• Problem details: Search the records for the string "content" and copy every line in which it appears.

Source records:
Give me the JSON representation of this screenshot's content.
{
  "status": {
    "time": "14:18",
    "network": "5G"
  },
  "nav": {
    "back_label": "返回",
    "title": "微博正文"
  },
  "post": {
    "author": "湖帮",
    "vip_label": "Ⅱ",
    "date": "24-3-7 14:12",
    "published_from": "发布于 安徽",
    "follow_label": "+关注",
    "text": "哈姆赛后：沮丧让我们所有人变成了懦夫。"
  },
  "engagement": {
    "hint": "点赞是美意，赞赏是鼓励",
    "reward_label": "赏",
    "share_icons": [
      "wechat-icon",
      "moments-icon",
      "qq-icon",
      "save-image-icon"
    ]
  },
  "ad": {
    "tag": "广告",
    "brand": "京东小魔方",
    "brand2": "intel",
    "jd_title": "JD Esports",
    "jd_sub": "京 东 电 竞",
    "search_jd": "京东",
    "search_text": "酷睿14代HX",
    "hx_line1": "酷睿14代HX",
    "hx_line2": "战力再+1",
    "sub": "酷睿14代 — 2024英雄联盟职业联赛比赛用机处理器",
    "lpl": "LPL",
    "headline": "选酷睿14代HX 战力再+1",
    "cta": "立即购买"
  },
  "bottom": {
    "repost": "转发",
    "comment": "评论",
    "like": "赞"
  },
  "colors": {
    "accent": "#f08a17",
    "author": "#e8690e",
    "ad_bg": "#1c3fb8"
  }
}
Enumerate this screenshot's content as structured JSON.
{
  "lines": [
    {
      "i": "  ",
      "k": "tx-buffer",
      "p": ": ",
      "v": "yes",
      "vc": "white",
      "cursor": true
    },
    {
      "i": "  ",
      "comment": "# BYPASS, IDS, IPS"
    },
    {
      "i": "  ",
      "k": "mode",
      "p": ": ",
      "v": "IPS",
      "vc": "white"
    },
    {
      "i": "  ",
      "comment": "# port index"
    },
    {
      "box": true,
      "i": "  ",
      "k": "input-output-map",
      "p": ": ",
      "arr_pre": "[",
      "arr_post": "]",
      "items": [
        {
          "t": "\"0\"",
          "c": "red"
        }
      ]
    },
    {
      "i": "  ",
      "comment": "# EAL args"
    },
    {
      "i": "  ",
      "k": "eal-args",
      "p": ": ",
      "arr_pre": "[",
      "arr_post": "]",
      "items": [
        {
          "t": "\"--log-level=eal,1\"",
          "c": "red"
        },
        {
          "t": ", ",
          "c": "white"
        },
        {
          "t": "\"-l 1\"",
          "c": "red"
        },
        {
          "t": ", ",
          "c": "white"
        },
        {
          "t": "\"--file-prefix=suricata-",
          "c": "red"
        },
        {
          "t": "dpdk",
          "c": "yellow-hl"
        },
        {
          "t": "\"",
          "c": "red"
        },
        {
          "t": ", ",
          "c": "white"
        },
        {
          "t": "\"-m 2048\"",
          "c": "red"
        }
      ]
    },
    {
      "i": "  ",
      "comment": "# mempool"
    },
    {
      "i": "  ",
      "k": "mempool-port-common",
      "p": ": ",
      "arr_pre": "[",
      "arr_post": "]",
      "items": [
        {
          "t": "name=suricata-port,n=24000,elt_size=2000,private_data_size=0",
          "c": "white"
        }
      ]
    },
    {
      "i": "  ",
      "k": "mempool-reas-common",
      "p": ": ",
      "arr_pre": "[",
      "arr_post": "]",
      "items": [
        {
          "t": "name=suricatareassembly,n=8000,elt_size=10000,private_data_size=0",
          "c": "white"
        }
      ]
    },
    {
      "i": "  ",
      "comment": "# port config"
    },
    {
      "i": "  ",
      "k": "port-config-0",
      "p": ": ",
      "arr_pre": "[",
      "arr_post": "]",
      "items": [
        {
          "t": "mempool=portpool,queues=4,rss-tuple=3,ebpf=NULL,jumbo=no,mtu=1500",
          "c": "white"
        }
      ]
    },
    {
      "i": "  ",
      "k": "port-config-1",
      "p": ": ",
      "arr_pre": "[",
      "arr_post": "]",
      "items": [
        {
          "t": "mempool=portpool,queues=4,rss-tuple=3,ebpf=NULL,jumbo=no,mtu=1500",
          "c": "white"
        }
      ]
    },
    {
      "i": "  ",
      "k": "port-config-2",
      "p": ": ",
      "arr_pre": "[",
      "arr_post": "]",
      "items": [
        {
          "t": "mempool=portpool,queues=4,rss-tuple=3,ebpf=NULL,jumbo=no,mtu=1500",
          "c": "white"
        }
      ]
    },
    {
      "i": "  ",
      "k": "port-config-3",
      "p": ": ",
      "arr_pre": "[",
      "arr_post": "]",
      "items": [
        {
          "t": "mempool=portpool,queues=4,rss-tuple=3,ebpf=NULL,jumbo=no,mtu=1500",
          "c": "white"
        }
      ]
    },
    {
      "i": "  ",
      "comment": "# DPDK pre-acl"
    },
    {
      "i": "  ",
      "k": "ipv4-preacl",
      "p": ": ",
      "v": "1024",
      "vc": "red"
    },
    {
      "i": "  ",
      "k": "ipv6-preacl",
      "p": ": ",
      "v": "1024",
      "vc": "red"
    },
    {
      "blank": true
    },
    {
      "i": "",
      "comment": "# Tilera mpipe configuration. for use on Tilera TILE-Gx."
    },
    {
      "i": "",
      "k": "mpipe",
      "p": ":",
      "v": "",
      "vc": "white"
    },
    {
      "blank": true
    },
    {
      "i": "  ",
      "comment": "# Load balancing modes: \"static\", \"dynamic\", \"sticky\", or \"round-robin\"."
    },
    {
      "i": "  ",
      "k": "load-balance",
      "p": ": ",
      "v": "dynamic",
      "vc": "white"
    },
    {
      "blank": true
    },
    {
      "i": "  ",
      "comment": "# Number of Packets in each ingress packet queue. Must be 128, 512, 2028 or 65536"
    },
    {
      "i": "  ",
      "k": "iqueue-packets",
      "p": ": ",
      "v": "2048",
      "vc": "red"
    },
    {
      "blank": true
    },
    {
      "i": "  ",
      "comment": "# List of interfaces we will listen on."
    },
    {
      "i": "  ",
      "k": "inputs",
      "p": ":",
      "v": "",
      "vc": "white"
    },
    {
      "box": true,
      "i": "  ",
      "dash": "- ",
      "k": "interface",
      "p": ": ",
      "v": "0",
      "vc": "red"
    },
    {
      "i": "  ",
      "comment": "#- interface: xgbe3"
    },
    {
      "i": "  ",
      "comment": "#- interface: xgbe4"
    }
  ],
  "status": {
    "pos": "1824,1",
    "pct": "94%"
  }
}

• Solution below:
Give me the JSON representation of this screenshot's content.
Enumerate this screenshot's content as structured JSON.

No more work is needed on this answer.